Available records →
□ □ □ □ □

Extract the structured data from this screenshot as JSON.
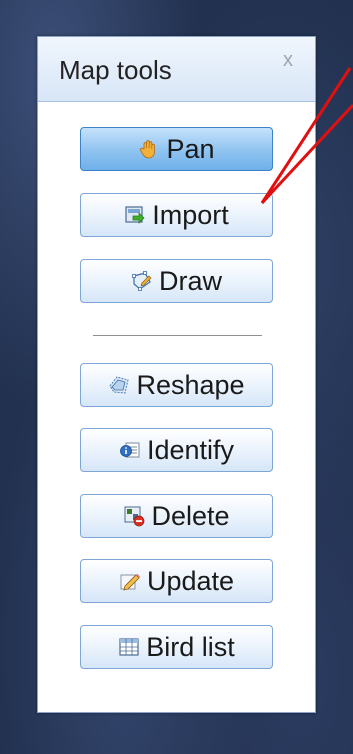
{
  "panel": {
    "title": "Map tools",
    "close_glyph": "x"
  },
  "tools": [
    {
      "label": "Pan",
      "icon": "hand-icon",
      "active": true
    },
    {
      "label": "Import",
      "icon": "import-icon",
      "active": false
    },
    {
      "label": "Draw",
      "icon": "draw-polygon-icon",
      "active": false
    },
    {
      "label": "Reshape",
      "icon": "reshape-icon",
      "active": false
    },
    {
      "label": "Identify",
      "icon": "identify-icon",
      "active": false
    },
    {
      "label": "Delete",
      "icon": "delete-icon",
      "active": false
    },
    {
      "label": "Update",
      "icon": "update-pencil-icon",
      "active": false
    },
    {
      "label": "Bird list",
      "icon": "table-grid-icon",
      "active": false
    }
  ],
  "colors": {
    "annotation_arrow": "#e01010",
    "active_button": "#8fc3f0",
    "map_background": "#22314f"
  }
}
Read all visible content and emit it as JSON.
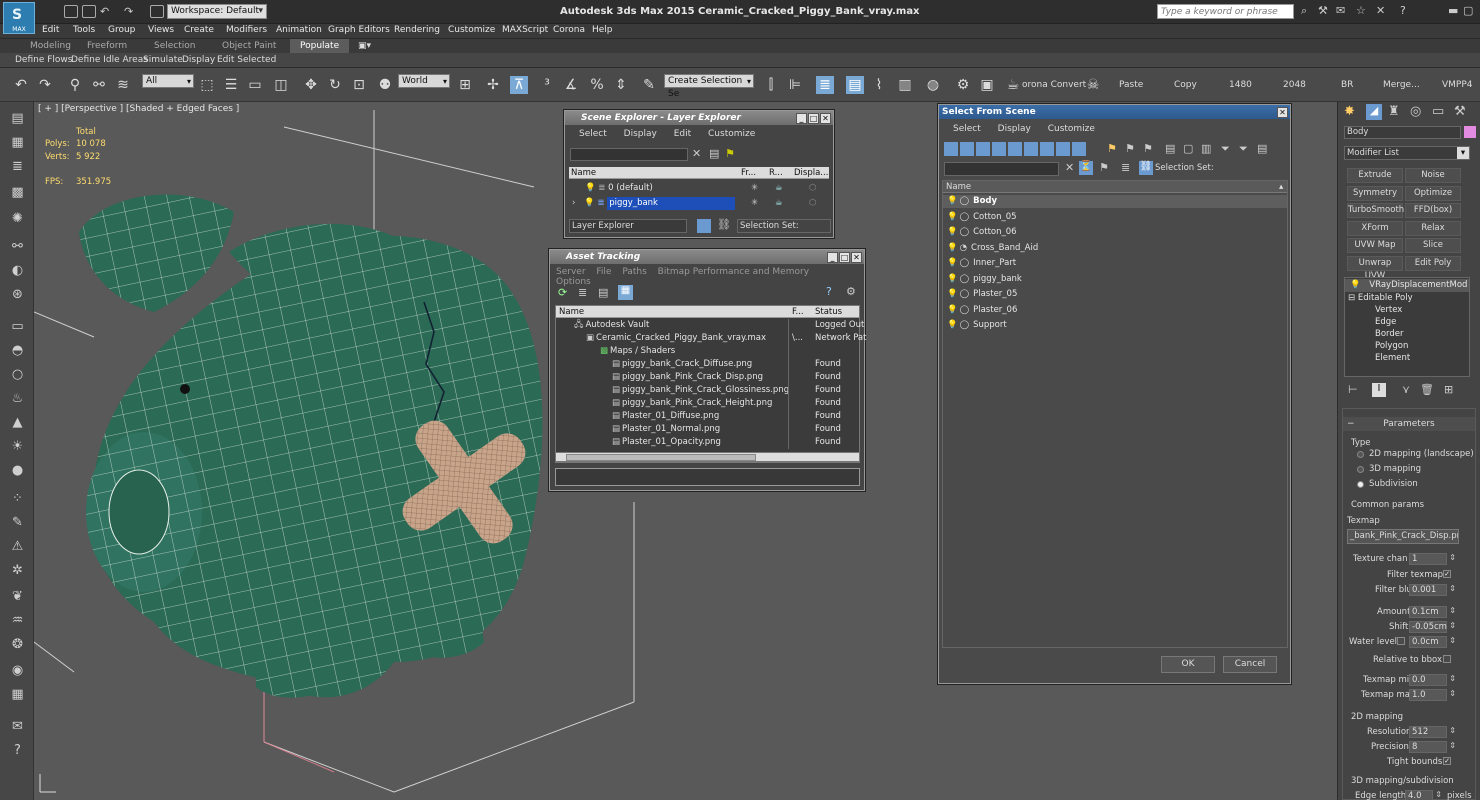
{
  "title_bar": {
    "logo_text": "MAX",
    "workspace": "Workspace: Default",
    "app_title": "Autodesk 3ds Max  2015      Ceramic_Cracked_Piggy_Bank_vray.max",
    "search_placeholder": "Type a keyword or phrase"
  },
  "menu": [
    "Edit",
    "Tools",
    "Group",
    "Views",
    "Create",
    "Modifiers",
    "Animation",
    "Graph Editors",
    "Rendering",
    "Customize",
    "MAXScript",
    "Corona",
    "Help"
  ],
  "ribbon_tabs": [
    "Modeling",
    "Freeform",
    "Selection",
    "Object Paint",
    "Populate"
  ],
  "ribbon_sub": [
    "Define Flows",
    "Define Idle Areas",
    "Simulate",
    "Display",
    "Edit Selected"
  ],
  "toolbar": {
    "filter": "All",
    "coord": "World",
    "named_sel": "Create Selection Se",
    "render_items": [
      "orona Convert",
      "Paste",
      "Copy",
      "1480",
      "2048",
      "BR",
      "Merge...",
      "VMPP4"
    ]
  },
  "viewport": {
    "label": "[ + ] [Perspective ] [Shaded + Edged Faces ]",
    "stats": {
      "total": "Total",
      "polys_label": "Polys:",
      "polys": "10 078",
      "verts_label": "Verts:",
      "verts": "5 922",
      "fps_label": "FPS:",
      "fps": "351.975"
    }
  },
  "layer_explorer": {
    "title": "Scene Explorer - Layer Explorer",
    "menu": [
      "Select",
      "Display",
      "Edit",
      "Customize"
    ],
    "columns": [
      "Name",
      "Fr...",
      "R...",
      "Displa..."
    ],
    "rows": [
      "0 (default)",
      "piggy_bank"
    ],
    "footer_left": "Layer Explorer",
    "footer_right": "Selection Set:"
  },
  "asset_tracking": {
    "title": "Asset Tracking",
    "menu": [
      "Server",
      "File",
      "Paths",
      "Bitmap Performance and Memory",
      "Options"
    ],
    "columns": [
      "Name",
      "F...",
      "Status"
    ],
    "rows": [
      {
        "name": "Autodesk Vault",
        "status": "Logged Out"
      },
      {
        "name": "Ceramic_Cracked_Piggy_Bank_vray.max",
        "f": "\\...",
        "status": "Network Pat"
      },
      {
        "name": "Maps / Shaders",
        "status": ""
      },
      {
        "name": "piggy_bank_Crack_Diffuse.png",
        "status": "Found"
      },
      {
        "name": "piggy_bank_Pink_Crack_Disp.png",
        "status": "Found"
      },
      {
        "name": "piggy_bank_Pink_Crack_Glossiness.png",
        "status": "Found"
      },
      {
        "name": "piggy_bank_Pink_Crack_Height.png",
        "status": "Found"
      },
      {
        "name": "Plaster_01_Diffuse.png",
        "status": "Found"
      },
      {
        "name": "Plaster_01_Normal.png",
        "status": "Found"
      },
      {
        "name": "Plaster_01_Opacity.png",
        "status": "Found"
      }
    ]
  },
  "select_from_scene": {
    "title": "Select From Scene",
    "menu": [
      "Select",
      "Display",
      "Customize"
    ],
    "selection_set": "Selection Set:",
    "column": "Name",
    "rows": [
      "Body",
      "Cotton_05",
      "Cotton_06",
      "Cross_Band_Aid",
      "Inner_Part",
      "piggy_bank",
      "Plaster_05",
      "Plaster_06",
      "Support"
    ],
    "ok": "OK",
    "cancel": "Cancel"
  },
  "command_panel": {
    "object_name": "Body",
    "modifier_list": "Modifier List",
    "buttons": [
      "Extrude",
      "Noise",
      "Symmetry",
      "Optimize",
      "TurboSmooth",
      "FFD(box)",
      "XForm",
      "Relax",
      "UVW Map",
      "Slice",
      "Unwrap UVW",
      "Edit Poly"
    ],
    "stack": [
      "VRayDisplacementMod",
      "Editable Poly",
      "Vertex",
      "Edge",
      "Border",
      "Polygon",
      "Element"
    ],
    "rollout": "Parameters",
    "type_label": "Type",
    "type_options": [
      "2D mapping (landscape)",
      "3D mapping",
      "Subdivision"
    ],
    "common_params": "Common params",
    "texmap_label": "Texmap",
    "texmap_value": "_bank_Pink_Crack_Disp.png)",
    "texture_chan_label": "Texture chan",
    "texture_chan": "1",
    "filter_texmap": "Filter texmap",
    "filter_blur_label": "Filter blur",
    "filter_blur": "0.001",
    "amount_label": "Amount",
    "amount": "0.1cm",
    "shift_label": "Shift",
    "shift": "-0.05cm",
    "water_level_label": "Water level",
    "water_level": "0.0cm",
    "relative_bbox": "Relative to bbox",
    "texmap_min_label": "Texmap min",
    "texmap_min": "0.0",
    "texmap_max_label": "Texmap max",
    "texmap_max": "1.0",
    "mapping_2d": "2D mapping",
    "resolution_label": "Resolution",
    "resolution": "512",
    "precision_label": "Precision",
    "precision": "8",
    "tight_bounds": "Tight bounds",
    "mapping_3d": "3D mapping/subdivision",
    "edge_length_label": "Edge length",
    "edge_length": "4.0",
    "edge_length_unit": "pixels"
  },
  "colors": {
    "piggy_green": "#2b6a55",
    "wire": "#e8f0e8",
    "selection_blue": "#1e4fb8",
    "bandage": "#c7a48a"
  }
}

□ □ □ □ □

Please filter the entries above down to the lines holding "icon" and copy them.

      "icon": "hand-icon",
      "icon": "import-icon",
      "icon": "draw-polygon-icon",
      "icon": "reshape-icon",
      "icon": "identify-icon",
      "icon": "delete-icon",
      "icon": "update-pencil-icon",
      "icon": "table-grid-icon",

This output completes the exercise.